Haino has a long-standing trio featuring Jim O’Rourke on bass and Oren Ambarchi on drums; they’ve released an album just about every year since 2010. This, the third in the series, is one of the more sonically overwhelming entries — the cover art, a photo of three knives stuck in a board, is a good indication of the contents. It contains just four long tracks, the shortest running almost 14 minutes and the longest more than 22, on which Haino unleashes endless face-ripping guitar solos and spits out breathless, improvised lyrics as O’Rourke and Ambarchi lay down steady grooves that are motorik-indebted (during the fast, loud parts) and psychedelically dubby (during the slow, quiet parts). There’s a genuine creative bond here, and at its best this band is right up there with Fushitsusha.
This live album, released on the now defunct Charnel Music imprint in 1998, was recorded live in San Francisco in November 1996 and broadcast on Bay Area college radio station KFJC. It consists of five tracks, most of which are brand-new improvisations bearing titles like “The Halation Born Between You And I Who Were Doomed To Appear In Form” and “If I Had Been Showered In Gold Blood, Wouldn’t My Prayer Have Been Answered?” Haino’s guitar is particularly cloudlike, whooshing and shimmering in endless waves of sculpted noise that rarely sound like anything so vulgar as a riff or a melody. Drummer Jun Kosugi plays in a free jazz-inspired style that emphasizes dancing cymbal patterns. That leaves bassist Yasushi Ozawa to do a lot of the heavy lifting, and he’s more than up to it, cutting a Jaco Pastorius-meets-Bill Laswell path through the storm.
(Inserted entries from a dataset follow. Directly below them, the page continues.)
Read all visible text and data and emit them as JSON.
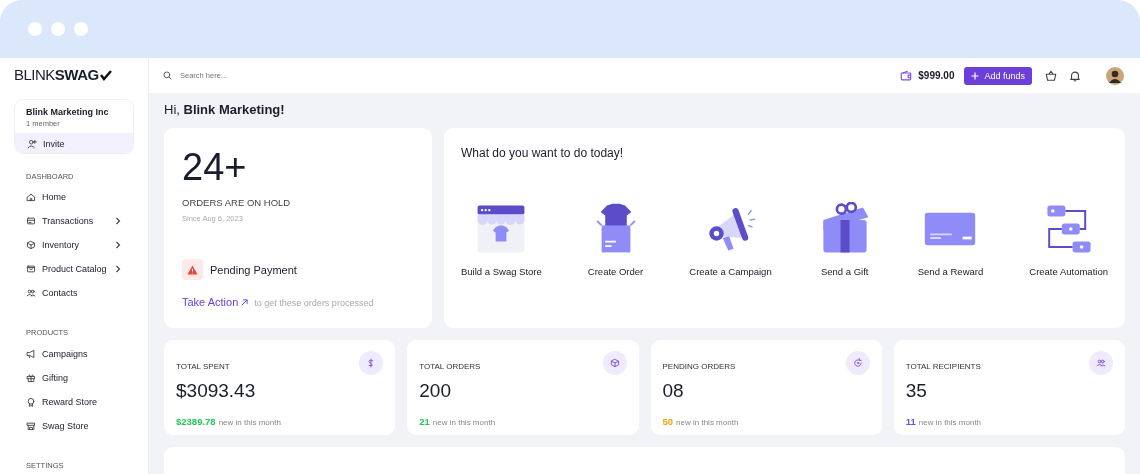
{
  "logo": "BLINK**SWAG**",
  "org": {
    "name": "Blink Marketing Inc",
    "members": "1 member",
    "invite": "Invite"
  },
  "sidebar": [
    {
      "heading": "DASHBOARD",
      "items": [
        {
          "label": "Home",
          "kind": "home",
          "expandable": false
        },
        {
          "label": "Transactions",
          "kind": "card",
          "expandable": true
        },
        {
          "label": "Inventory",
          "kind": "box",
          "expandable": true
        },
        {
          "label": "Product Catalog",
          "kind": "catalog",
          "expandable": true
        },
        {
          "label": "Contacts",
          "kind": "people",
          "expandable": false
        }
      ]
    },
    {
      "heading": "PRODUCTS",
      "items": [
        {
          "label": "Campaigns",
          "kind": "megaphone",
          "expandable": false
        },
        {
          "label": "Gifting",
          "kind": "gift",
          "expandable": false
        },
        {
          "label": "Reward Store",
          "kind": "medal",
          "expandable": false
        },
        {
          "label": "Swag Store",
          "kind": "store",
          "expandable": false
        }
      ]
    },
    {
      "heading": "SETTINGS"
    }
  ],
  "search": {
    "placeholder": "Search here..."
  },
  "balance": "$999.00",
  "add_funds": "Add funds",
  "greeting": "Hi, **Blink Marketing!**",
  "hold": {
    "count": "24+",
    "label": "ORDERS ARE ON HOLD",
    "since": "Since Aug 6, 2023",
    "alert": "Pending Payment",
    "action": "Take Action",
    "action_note": "to get these orders processed"
  },
  "actions": {
    "title": "What do you want to do today!",
    "items": [
      {
        "kind": "store",
        "label": "Build a Swag Store"
      },
      {
        "kind": "order",
        "label": "Create Order"
      },
      {
        "kind": "campaign",
        "label": "Create a Campaign"
      },
      {
        "kind": "gift",
        "label": "Send a Gift"
      },
      {
        "kind": "reward",
        "label": "Send a Reward"
      },
      {
        "kind": "automation",
        "label": "Create Automation"
      }
    ]
  },
  "stats": [
    {
      "title": "TOTAL SPENT",
      "value": "$3093.43",
      "kind": "dollar",
      "delta": "$2389.78",
      "note": "new in this month",
      "color": "#22c55e"
    },
    {
      "title": "TOTAL ORDERS",
      "value": "200",
      "kind": "box",
      "delta": "21",
      "note": "new in this month",
      "color": "#22c55e"
    },
    {
      "title": "PENDING ORDERS",
      "value": "08",
      "kind": "refresh",
      "delta": "50",
      "note": "new in this month",
      "color": "#f59e0b"
    },
    {
      "title": "TOTAL RECIPIENTS",
      "value": "35",
      "kind": "people",
      "delta": "11",
      "note": "new in this month",
      "color": "#6d4fd6"
    }
  ]
}
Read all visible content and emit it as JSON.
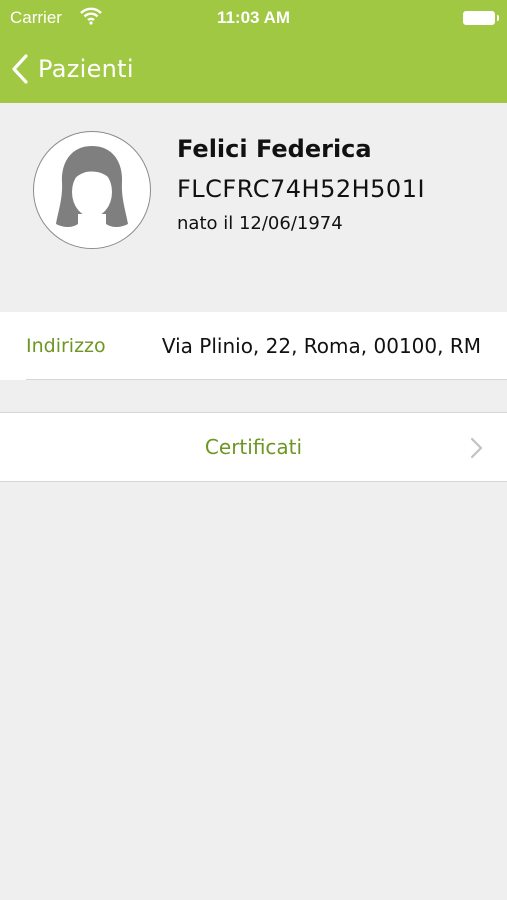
{
  "status_bar": {
    "carrier": "Carrier",
    "time": "11:03 AM",
    "wifi_icon": "wifi-icon",
    "battery_icon": "battery-icon"
  },
  "nav": {
    "back_label": "Pazienti",
    "back_icon": "chevron-left-icon",
    "accent_color": "#a0c842"
  },
  "patient": {
    "name": "Felici Federica",
    "tax_code": "FLCFRC74H52H501I",
    "birth": "nato il 12/06/1974",
    "avatar_icon": "female-avatar-icon"
  },
  "address": {
    "label": "Indirizzo",
    "value": "Via Plinio, 22, Roma, 00100, RM"
  },
  "certificates": {
    "label": "Certificati",
    "chevron_icon": "chevron-right-icon"
  }
}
This two-CD set from 2001 consists of two long tracks with typically Keiji-esque titles. The first, on which he plays the hurdy-gurdy, a stringed instrument played by turning a crank, is called “Whereto Can I Cast Away This Fragment Echo Called The End, So That I May Summon An Awakening From The Other Side?” and consists of layers of drone with monklike groaning on top. The second is called “I Have Decided to Tear You to Pieces. Whether You Become Light or Darkness Depends on You. I Wonder, Which Shall You Choose?” and is performed on electronic percussion with rage-filled vocals. It sounds like he’s hitting an upturned plastic bucket at times, while at other times he’s creating a “cymbal” sound like a giant piece of sheet metal vibrating in a windstorm, as he growls and sputters. This is ritual music for a religion that hasn’t yet been codified.